• _Required action_:
Could all of the entries be written out exactly, with any pictures omitted?

Records from a data collection:
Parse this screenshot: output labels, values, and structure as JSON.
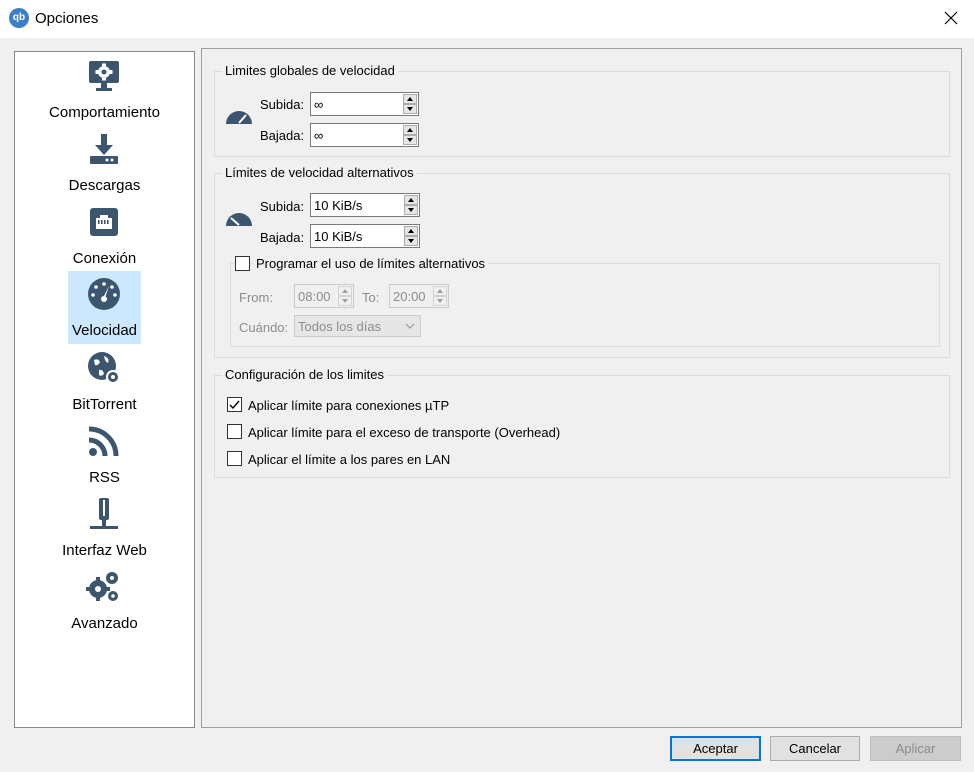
{
  "window": {
    "title": "Opciones",
    "app_logo_text": "qb"
  },
  "sidebar": {
    "items": [
      {
        "label": "Comportamiento",
        "icon": "monitor-gear-icon",
        "selected": false
      },
      {
        "label": "Descargas",
        "icon": "download-icon",
        "selected": false
      },
      {
        "label": "Conexión",
        "icon": "network-port-icon",
        "selected": false
      },
      {
        "label": "Velocidad",
        "icon": "speedometer-icon",
        "selected": true
      },
      {
        "label": "BitTorrent",
        "icon": "globe-gear-icon",
        "selected": false
      },
      {
        "label": "RSS",
        "icon": "rss-icon",
        "selected": false
      },
      {
        "label": "Interfaz Web",
        "icon": "web-ui-icon",
        "selected": false
      },
      {
        "label": "Avanzado",
        "icon": "gears-icon",
        "selected": false
      }
    ]
  },
  "global_limits": {
    "title": "Limites globales de velocidad",
    "upload_label": "Subida:",
    "upload_value": "∞",
    "download_label": "Bajada:",
    "download_value": "∞"
  },
  "alt_limits": {
    "title": "Límites de velocidad alternativos",
    "upload_label": "Subida:",
    "upload_value": "10 KiB/s",
    "download_label": "Bajada:",
    "download_value": "10 KiB/s",
    "schedule": {
      "label": "Programar el uso de límites alternativos",
      "checked": false,
      "from_label": "From:",
      "from_value": "08:00",
      "to_label": "To:",
      "to_value": "20:00",
      "when_label": "Cuándo:",
      "when_value": "Todos los días"
    }
  },
  "limits_config": {
    "title": "Configuración de los limites",
    "options": [
      {
        "label": "Aplicar límite para conexiones µTP",
        "checked": true
      },
      {
        "label": "Aplicar límite para el exceso de transporte (Overhead)",
        "checked": false
      },
      {
        "label": "Aplicar el límite a los pares en LAN",
        "checked": false
      }
    ]
  },
  "buttons": {
    "accept": "Aceptar",
    "cancel": "Cancelar",
    "apply": "Aplicar"
  },
  "colors": {
    "icon": "#3c5670",
    "selection": "#cce8ff",
    "accent": "#0078d7"
  }
}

• _Output of the task_:
Parse this screenshot: output labels, values, and structure as JSON.
{
  "window": {
    "title": "Opciones",
    "app_logo_text": "qb"
  },
  "sidebar": {
    "items": [
      {
        "label": "Comportamiento",
        "icon": "monitor-gear-icon",
        "selected": false
      },
      {
        "label": "Descargas",
        "icon": "download-icon",
        "selected": false
      },
      {
        "label": "Conexión",
        "icon": "network-port-icon",
        "selected": false
      },
      {
        "label": "Velocidad",
        "icon": "speedometer-icon",
        "selected": true
      },
      {
        "label": "BitTorrent",
        "icon": "globe-gear-icon",
        "selected": false
      },
      {
        "label": "RSS",
        "icon": "rss-icon",
        "selected": false
      },
      {
        "label": "Interfaz Web",
        "icon": "web-ui-icon",
        "selected": false
      },
      {
        "label": "Avanzado",
        "icon": "gears-icon",
        "selected": false
      }
    ]
  },
  "global_limits": {
    "title": "Limites globales de velocidad",
    "upload_label": "Subida:",
    "upload_value": "∞",
    "download_label": "Bajada:",
    "download_value": "∞"
  },
  "alt_limits": {
    "title": "Límites de velocidad alternativos",
    "upload_label": "Subida:",
    "upload_value": "10 KiB/s",
    "download_label": "Bajada:",
    "download_value": "10 KiB/s",
    "schedule": {
      "label": "Programar el uso de límites alternativos",
      "checked": false,
      "from_label": "From:",
      "from_value": "08:00",
      "to_label": "To:",
      "to_value": "20:00",
      "when_label": "Cuándo:",
      "when_value": "Todos los días"
    }
  },
  "limits_config": {
    "title": "Configuración de los limites",
    "options": [
      {
        "label": "Aplicar límite para conexiones µTP",
        "checked": true
      },
      {
        "label": "Aplicar límite para el exceso de transporte (Overhead)",
        "checked": false
      },
      {
        "label": "Aplicar el límite a los pares en LAN",
        "checked": false
      }
    ]
  },
  "buttons": {
    "accept": "Aceptar",
    "cancel": "Cancelar",
    "apply": "Aplicar"
  },
  "colors": {
    "icon": "#3c5670",
    "selection": "#cce8ff",
    "accent": "#0078d7"
  }
}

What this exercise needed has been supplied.